- To be fair, Big Boss claimed to always respect Solid Snake as a man and a soldier, and it's pretty obvious, given that Big Boss took the trouble to train Snake and teach him CQC, that Big Boss played his role as a father for at least part of Snake's life. Trying to kill Solid Snake just seems to be a pre-requisite for being part of the Snake family, the only family member who didn't try to kill Snake was EVA (his mother).
- Averted in Parasite Eve 2, when Aya Brea finds out that an evil cult has cloned her in order to create a new 'Parasite Eve' with the ability to control NMC's... despite having standing orders to destroy the girl, and despite said girl going One-Winged Angel on her, she stubbornly refuses to hurt her, and eventually adopts the young clone as her younger sister.
- Played with in Tales of the Abyss, with "replicas" (clones) in general.
- Horrifically averted with Dead Space 2, where a woman calls lovingly to her necromorph baby... only to get her entrails splattered against the wall when it goes kaboom.
- This is Kitana's reaction towards her 'sister' Mileena's insistence of 'being a family' in her Story Mode chapter in Mortal Kombat 9.
- In Final Fantasy VI, this happens in Gau's backstory.
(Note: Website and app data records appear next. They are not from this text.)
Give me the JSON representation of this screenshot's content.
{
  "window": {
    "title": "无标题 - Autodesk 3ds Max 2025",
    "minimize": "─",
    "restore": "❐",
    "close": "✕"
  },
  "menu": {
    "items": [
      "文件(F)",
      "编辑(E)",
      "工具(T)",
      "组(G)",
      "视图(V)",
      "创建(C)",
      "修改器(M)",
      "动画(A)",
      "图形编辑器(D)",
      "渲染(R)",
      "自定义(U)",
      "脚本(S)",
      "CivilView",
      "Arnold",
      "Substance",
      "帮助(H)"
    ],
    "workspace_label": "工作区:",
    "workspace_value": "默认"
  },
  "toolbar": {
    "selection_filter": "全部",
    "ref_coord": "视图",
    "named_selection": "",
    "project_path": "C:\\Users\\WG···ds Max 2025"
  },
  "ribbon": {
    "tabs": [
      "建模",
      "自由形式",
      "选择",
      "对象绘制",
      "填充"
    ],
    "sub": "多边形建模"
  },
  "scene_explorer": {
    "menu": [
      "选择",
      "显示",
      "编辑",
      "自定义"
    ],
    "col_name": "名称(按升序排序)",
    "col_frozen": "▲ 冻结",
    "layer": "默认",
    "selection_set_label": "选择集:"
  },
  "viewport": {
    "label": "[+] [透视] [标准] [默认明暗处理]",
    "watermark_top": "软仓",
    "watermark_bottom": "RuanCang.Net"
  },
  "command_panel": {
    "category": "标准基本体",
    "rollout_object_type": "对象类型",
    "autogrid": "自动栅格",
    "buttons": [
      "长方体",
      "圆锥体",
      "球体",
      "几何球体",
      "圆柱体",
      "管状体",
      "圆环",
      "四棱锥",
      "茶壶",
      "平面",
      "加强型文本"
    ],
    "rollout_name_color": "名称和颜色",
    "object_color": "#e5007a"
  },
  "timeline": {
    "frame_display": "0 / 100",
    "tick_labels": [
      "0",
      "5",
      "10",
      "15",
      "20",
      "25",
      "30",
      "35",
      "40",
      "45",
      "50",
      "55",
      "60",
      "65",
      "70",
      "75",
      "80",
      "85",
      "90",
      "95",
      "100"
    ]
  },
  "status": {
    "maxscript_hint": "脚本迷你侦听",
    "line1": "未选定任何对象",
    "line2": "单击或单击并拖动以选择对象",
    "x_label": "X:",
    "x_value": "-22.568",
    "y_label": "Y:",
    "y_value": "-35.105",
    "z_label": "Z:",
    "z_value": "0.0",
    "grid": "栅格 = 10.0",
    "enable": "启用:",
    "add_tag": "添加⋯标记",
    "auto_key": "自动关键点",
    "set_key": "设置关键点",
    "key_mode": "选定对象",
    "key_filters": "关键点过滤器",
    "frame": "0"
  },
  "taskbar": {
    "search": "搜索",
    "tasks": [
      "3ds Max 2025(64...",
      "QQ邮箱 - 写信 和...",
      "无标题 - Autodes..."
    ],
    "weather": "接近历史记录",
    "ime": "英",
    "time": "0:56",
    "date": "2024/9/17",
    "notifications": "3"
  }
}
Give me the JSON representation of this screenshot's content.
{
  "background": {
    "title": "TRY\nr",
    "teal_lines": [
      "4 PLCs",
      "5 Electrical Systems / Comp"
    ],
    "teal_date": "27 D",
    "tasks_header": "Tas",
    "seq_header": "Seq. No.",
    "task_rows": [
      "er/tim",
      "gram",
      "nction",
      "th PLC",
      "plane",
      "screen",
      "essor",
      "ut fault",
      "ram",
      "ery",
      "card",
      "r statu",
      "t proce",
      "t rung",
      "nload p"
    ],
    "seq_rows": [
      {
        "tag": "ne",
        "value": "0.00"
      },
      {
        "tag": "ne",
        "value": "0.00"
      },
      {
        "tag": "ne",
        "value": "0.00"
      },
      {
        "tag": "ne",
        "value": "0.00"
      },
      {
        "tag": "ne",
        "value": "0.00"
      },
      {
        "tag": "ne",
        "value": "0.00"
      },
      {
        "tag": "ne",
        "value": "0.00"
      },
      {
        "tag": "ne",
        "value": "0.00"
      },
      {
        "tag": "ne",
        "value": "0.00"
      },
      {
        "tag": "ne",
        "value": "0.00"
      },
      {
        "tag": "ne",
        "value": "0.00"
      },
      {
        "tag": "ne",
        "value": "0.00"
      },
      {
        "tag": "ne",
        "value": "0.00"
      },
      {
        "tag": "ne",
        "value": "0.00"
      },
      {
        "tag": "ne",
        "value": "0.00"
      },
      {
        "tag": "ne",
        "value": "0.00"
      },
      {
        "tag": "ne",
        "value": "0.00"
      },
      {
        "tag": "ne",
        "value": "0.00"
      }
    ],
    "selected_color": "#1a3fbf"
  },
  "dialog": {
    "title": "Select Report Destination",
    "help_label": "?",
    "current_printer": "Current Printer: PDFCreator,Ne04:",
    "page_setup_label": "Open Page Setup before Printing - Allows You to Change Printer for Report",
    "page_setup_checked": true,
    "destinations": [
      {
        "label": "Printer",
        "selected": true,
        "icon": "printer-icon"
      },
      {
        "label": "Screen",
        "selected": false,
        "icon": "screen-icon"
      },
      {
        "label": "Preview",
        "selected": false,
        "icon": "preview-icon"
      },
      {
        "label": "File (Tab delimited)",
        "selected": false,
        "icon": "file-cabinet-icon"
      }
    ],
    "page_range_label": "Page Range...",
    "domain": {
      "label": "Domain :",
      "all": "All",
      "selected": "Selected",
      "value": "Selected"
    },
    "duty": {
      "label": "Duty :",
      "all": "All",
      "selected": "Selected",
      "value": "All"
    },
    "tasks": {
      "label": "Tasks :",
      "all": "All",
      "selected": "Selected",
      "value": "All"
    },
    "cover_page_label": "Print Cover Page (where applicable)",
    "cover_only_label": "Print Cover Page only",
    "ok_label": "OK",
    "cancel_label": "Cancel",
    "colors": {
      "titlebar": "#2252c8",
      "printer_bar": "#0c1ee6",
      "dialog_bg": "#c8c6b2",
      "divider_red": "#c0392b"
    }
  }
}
Gau's mother died in childbirth, and his father snapped, declaring Gau a monster and dumping him on the Veldt. Despite his father's paranoid rantings, Gau is, for the record, a completely ordinary human beyond being Raised By Monsters.
- One boss in Catherine is "The Baby" (which latter comes back as "The baby WITH A CHAINSAW"). Vincent's reaction? "What the hell is this? I'm NOT your father!"
- In World of Warcraft, this is Alexstrazsa's response after finding out Deathwing has corrupted a large number of young red dragons (and is using them to attack her and the players):
Alexstrazsa: They are...my clutch no longer. Bring them down.
- This is Superman's reaction to Superboy in Young Justice. Though he's at least nicer than most examples of this trope--he never blamed Conner or considered him a "thing," but he also clearly doesn't want to consider him his child (see page quote). He's also rationalized this as a way to avoid giving Superboy Cloning Blues, claiming that it would be better if Batman or someone took on a mentoring role instead.
- Averted in Transformers: Animated with Sari's origin. She started out as a Cybertronian protoform that mysteriously appears in Isaac Sumdac's lab. When he touched it his DNA got scanned and transformed the protoform into a technorganic human/cybertronian hybrid who Sumdac then adopts and raises as his own daughter.
- In Gargoyles, Xanatos created a clone of Goliath, who reacted in disgust, calling him a "thing" and an "abomination". Elisa immediately pointed out that "Thailog" could be considered his son, and Goliath reluctantly agrees they should help free him from Sevarius. Unfortunately, Thailog had already learned a few tricks from his other daddies...
- Which actually makes this an inversion--it really only takes Goliath about a minute or two to accept Thailog as a son, but Thailog refuses to accept Goliath as a parent, claiming he's too weak for him to admire. He rejects Xanatos and Sevarius too, but that's more because his own ambitions oppose theirs.
- ↑ It is a double-sided card that can be flipped when certain conditions are met.